## Exercise brief
Look for the string "content" in the listing. Copy each line that has it.

=== Exercise input ===

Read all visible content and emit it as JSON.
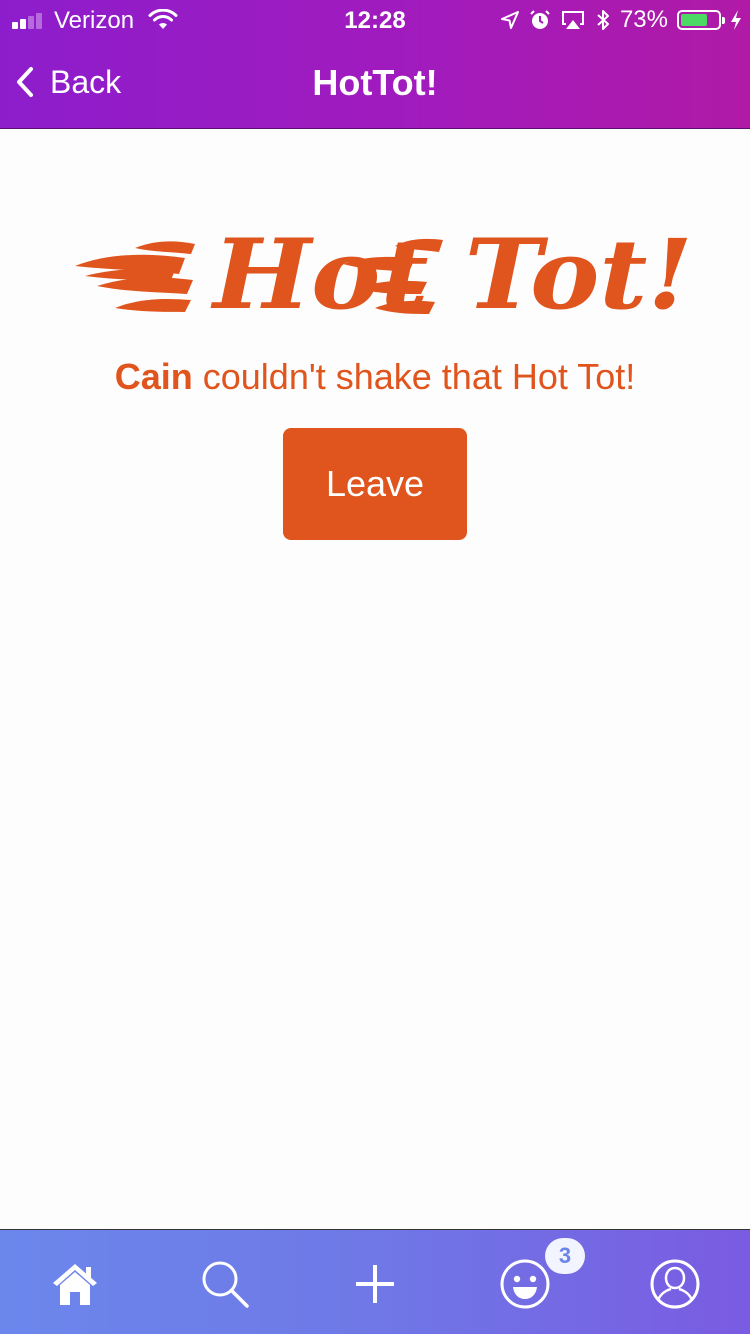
{
  "status_bar": {
    "carrier": "Verizon",
    "time": "12:28",
    "battery_percent": "73%",
    "battery_level": 0.73,
    "signal_bars": 2
  },
  "nav": {
    "back_label": "Back",
    "title": "HotTot!"
  },
  "content": {
    "logo_text": "Hot Tot!",
    "message_name": "Cain",
    "message_text": " couldn't shake that Hot Tot!",
    "leave_label": "Leave"
  },
  "tab_bar": {
    "items": [
      "home-icon",
      "search-icon",
      "plus-icon",
      "smiley-icon",
      "profile-icon"
    ],
    "notification_count": "3"
  },
  "colors": {
    "header_gradient": [
      "#8d1dcc",
      "#b01aa6"
    ],
    "accent": "#e0541d",
    "tab_bar_gradient": [
      "#6b87ec",
      "#7a5be2"
    ],
    "battery_fill": "#4cd964"
  }
}
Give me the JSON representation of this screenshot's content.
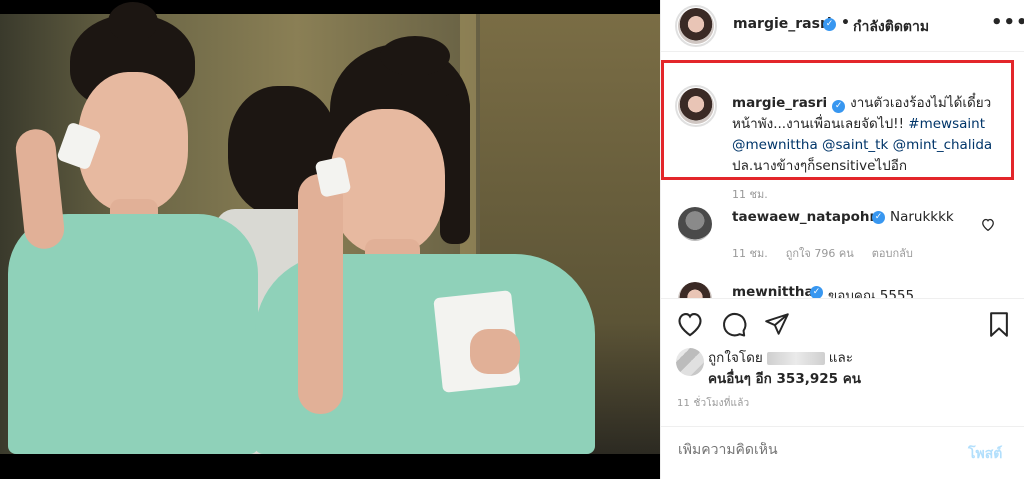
{
  "header": {
    "username": "margie_rasri",
    "separator": "•",
    "follow_label": "กำลังติดตาม",
    "more_label": "•••"
  },
  "caption": {
    "username": "margie_rasri",
    "line1": "งานตัวเองร้องไม่ได้เดี๋ยว",
    "line2_text": "หน้าพัง...งานเพื่อนเลยจัดไป!! ",
    "line2_tag": "#mewsaint",
    "line3_tags": "@mewnittha @saint_tk @mint_chalida",
    "line4": "ปล.นางข้างๆก็sensitiveไปอีก",
    "time": "11 ชม."
  },
  "comments": [
    {
      "username": "taewaew_natapohn",
      "text": "Narukkkk",
      "time": "11 ชม.",
      "likes": "ถูกใจ 796 คน",
      "reply": "ตอบกลับ"
    },
    {
      "username": "mewnittha",
      "text": "ขอบคุณ 5555"
    }
  ],
  "likes": {
    "prefix": "ถูกใจโดย",
    "and": "และ",
    "others": "คนอื่นๆ อีก 353,925 คน"
  },
  "post_time": "11 ชั่วโมงที่แล้ว",
  "add_comment": {
    "placeholder": "เพิ่มความคิดเห็น",
    "post_label": "โพสต์"
  },
  "colors": {
    "highlight_border": "#e3262a",
    "verified": "#3897f0",
    "hashtag": "#003569",
    "post_disabled": "#b2dffc"
  }
}
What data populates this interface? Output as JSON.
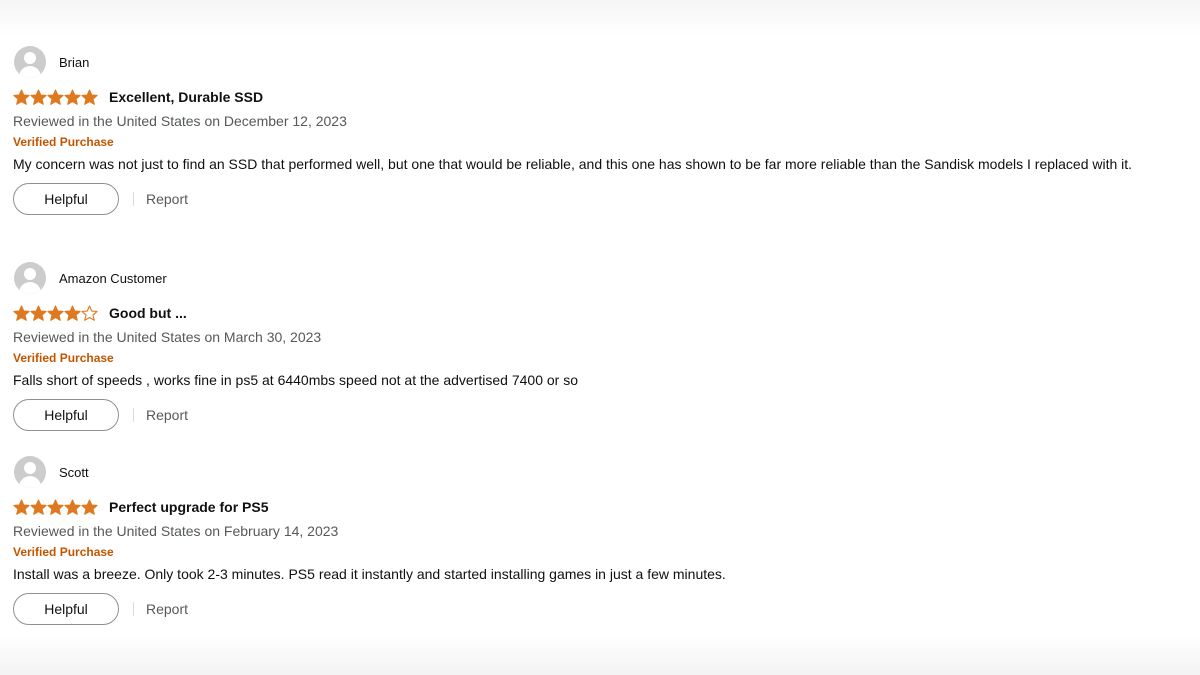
{
  "reviews": [
    {
      "author": "Brian",
      "rating": 5,
      "max_rating": 5,
      "title": "Excellent, Durable SSD",
      "meta": "Reviewed in the United States on December 12, 2023",
      "verified": "Verified Purchase",
      "body": "My concern was not just to find an SSD that performed well, but one that would be reliable, and this one has shown to be far more reliable than the Sandisk models I replaced with it.",
      "helpful_label": "Helpful",
      "report_label": "Report"
    },
    {
      "author": "Amazon Customer",
      "rating": 4,
      "max_rating": 5,
      "title": "Good but ...",
      "meta": "Reviewed in the United States on March 30, 2023",
      "verified": "Verified Purchase",
      "body": "Falls short of speeds , works fine in ps5 at 6440mbs speed not at the advertised 7400 or so",
      "helpful_label": "Helpful",
      "report_label": "Report"
    },
    {
      "author": "Scott",
      "rating": 5,
      "max_rating": 5,
      "title": "Perfect upgrade for PS5",
      "meta": "Reviewed in the United States on February 14, 2023",
      "verified": "Verified Purchase",
      "body": "Install was a breeze. Only took 2-3 minutes. PS5 read it instantly and started installing games in just a few minutes.",
      "helpful_label": "Helpful",
      "report_label": "Report"
    }
  ],
  "icons": {
    "avatar": "default-avatar-icon",
    "star_filled": "star-filled-icon",
    "star_empty": "star-empty-icon"
  },
  "colors": {
    "star": "#de7921",
    "verified": "#c45500",
    "meta_text": "#565959",
    "avatar_bg": "#cccccc"
  }
}
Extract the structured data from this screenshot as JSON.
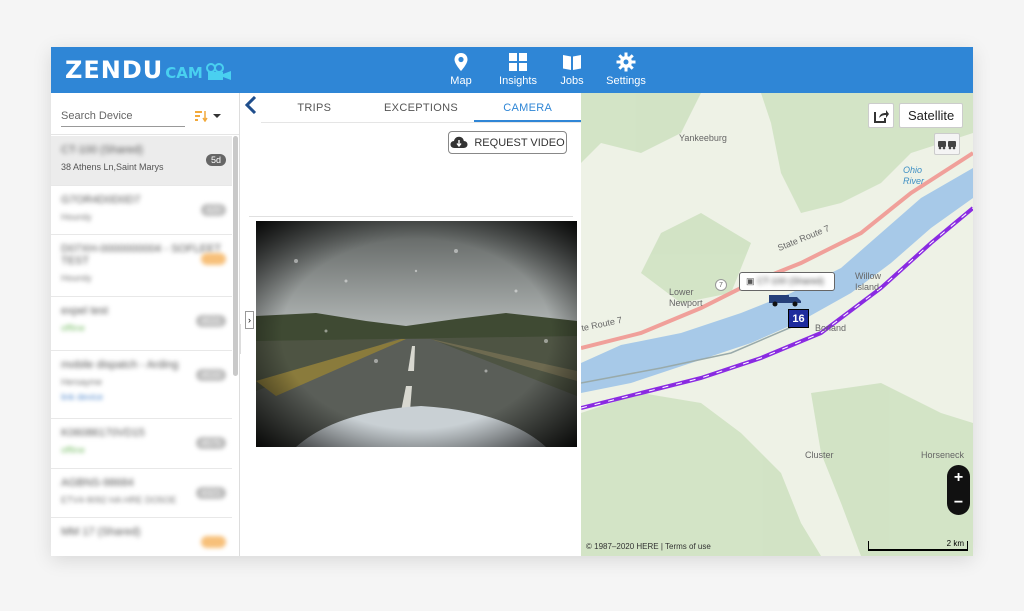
{
  "brand": {
    "logo_main": "ZENDU",
    "logo_sub": "CAM"
  },
  "nav": [
    {
      "label": "Map",
      "icon": "map-pin-icon"
    },
    {
      "label": "Insights",
      "icon": "grid-icon"
    },
    {
      "label": "Jobs",
      "icon": "book-icon"
    },
    {
      "label": "Settings",
      "icon": "gear-icon"
    }
  ],
  "search": {
    "placeholder": "Search Device"
  },
  "devices": [
    {
      "name": "CT-100 (Shared)",
      "sub": "38 Athens Ln,Saint Marys",
      "badge": "5d"
    },
    {
      "name": "G7OR4D0D0D7",
      "sub": "Hoursly",
      "badge": "420"
    },
    {
      "name": "D07XH-0000000004 - SOFLEET TEST",
      "sub": "Hoursly",
      "badge": "10d"
    },
    {
      "name": "expel test",
      "sub": "offline",
      "badge": "4531"
    },
    {
      "name": "mobile dispatch - Arding",
      "sub": "Hersayme",
      "sub2": "link device",
      "badge": "4533"
    },
    {
      "name": "K06086170VD15",
      "sub": "offline",
      "badge": "4575"
    },
    {
      "name": "AGBNS-98684",
      "sub": "ETV4-9092 HA HRE DO5OE",
      "badge": "4321"
    },
    {
      "name": "MM 17 (Shared)",
      "sub": "",
      "badge": "14d"
    }
  ],
  "tabs": [
    {
      "label": "TRIPS",
      "active": false
    },
    {
      "label": "EXCEPTIONS",
      "active": false
    },
    {
      "label": "CAMERA",
      "active": true
    }
  ],
  "request_video_label": "REQUEST VIDEO",
  "map": {
    "satellite_label": "Satellite",
    "zoom_in": "+",
    "zoom_out": "−",
    "copyright": "© 1987–2020 HERE | Terms of use",
    "scale_label": "2 km",
    "vehicle_label": "CT-100 (Shared)",
    "vehicle_marker": "16",
    "places": [
      "Yankeeburg",
      "Ohio River",
      "State Route 7",
      "Lower Newport",
      "Willow Island",
      "Borland",
      "Cluster",
      "Horseneck",
      "te Route 7",
      "7"
    ]
  },
  "colors": {
    "topbar": "#2f86d6",
    "accent": "#2f86d6",
    "route": "#8a2be2"
  }
}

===

## Reply to the task
Read all visible content and emit it as JSON.
  "content": {
Give me the JSON representation of this screenshot's content.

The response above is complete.